───── Recorded data ─────

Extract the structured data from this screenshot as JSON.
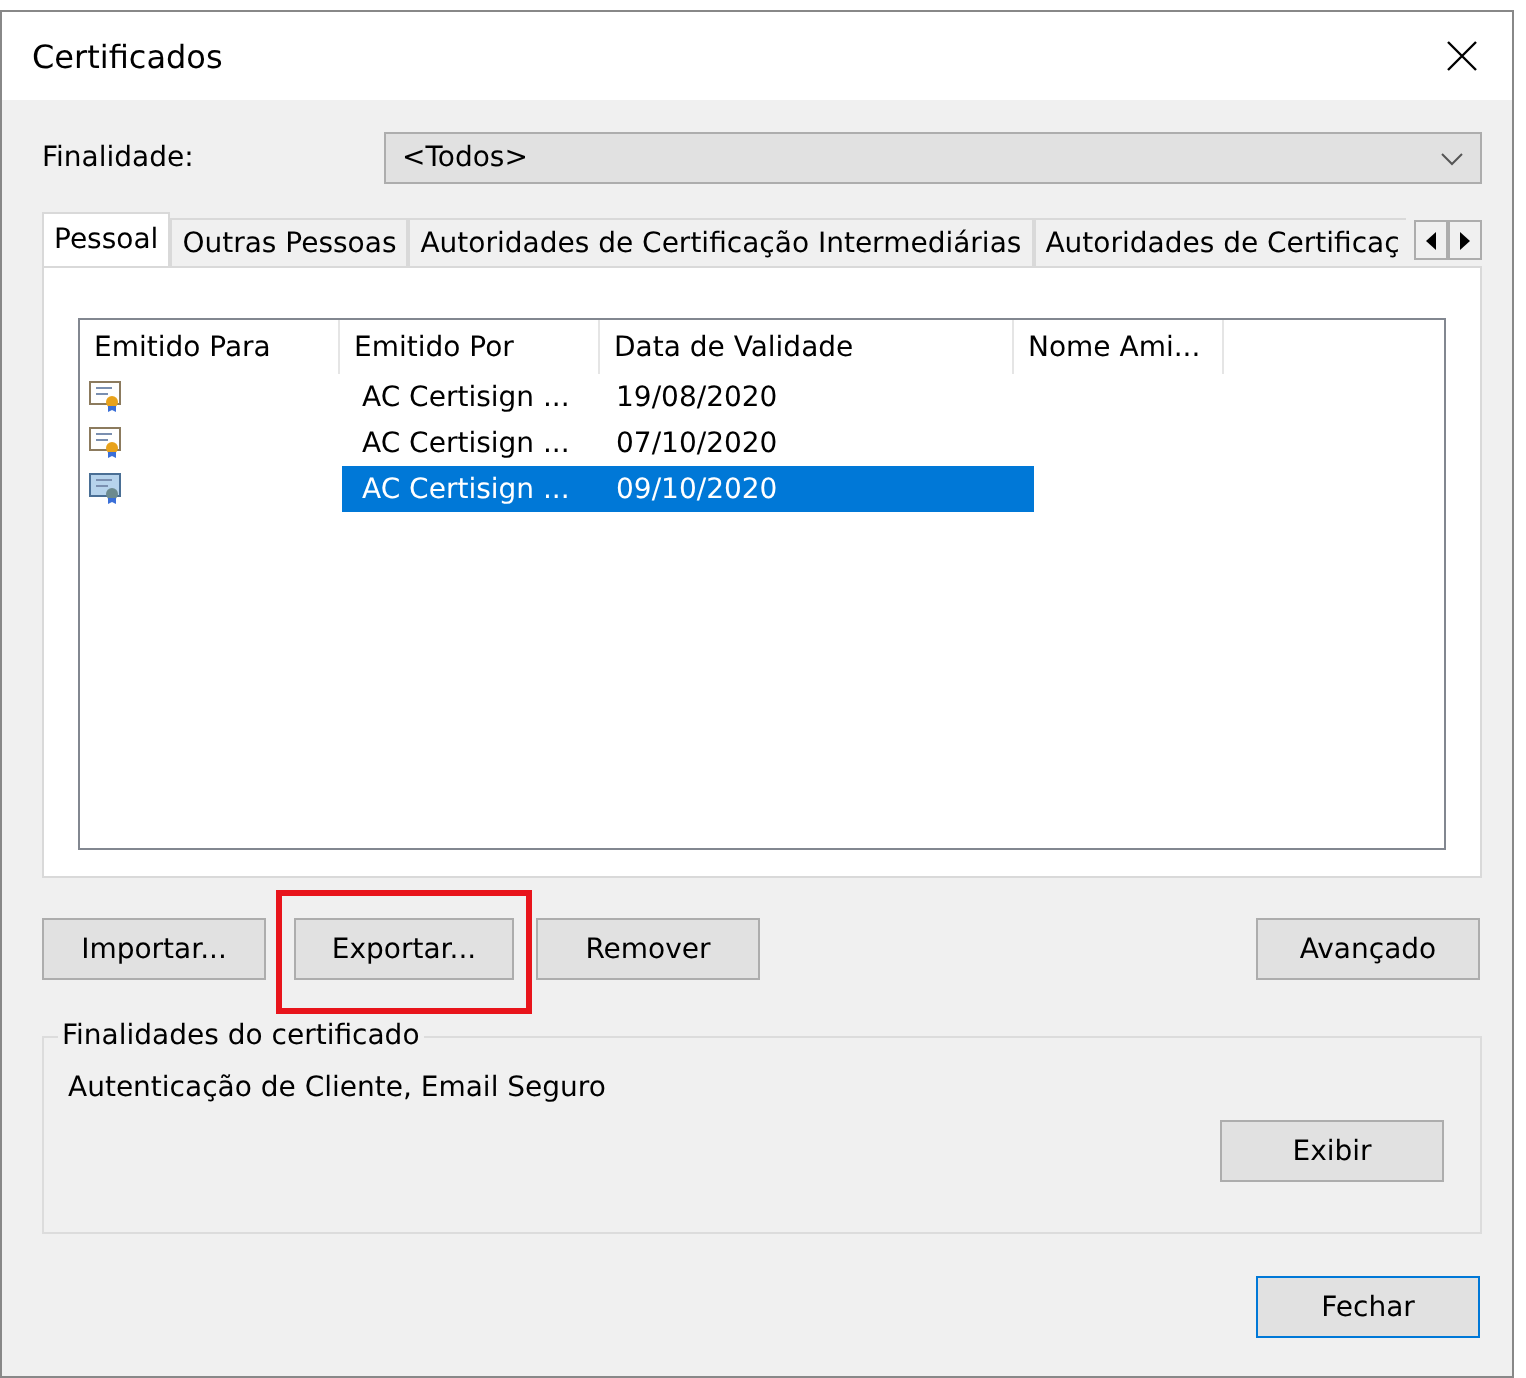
{
  "window": {
    "title": "Certificados"
  },
  "purpose": {
    "label": "Finalidade:",
    "value": "<Todos>"
  },
  "tabs": [
    {
      "label": "Pessoal",
      "selected": true
    },
    {
      "label": "Outras Pessoas",
      "selected": false
    },
    {
      "label": "Autoridades de Certificação Intermediárias",
      "selected": false
    },
    {
      "label": "Autoridades de Certificaç",
      "selected": false
    }
  ],
  "table": {
    "columns": [
      "Emitido Para",
      "Emitido Por",
      "Data de Validade",
      "Nome Ami..."
    ],
    "rows": [
      {
        "issued_by": "AC Certisign ...",
        "valid_until": "19/08/2020",
        "selected": false
      },
      {
        "issued_by": "AC Certisign ...",
        "valid_until": "07/10/2020",
        "selected": false
      },
      {
        "issued_by": "AC Certisign ...",
        "valid_until": "09/10/2020",
        "selected": true
      }
    ]
  },
  "actions": [
    {
      "label": "Importar...",
      "highlighted": false
    },
    {
      "label": "Exportar...",
      "highlighted": true
    },
    {
      "label": "Remover",
      "highlighted": false
    }
  ],
  "advanced_button": "Avançado",
  "purposes_group": {
    "title": "Finalidades do certificado",
    "text": "Autenticação de Cliente, Email Seguro",
    "button": "Exibir"
  },
  "close_button": "Fechar"
}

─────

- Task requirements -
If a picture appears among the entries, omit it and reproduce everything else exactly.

- Response box -
Extract the structured data from this screenshot as JSON.
{
  "window": {
    "title": "Certificados"
  },
  "purpose": {
    "label": "Finalidade:",
    "value": "<Todos>"
  },
  "tabs": [
    {
      "label": "Pessoal",
      "selected": true
    },
    {
      "label": "Outras Pessoas",
      "selected": false
    },
    {
      "label": "Autoridades de Certificação Intermediárias",
      "selected": false
    },
    {
      "label": "Autoridades de Certificaç",
      "selected": false
    }
  ],
  "table": {
    "columns": [
      "Emitido Para",
      "Emitido Por",
      "Data de Validade",
      "Nome Ami..."
    ],
    "rows": [
      {
        "issued_by": "AC Certisign ...",
        "valid_until": "19/08/2020",
        "selected": false
      },
      {
        "issued_by": "AC Certisign ...",
        "valid_until": "07/10/2020",
        "selected": false
      },
      {
        "issued_by": "AC Certisign ...",
        "valid_until": "09/10/2020",
        "selected": true
      }
    ]
  },
  "actions": [
    {
      "label": "Importar...",
      "highlighted": false
    },
    {
      "label": "Exportar...",
      "highlighted": true
    },
    {
      "label": "Remover",
      "highlighted": false
    }
  ],
  "advanced_button": "Avançado",
  "purposes_group": {
    "title": "Finalidades do certificado",
    "text": "Autenticação de Cliente, Email Seguro",
    "button": "Exibir"
  },
  "close_button": "Fechar"
}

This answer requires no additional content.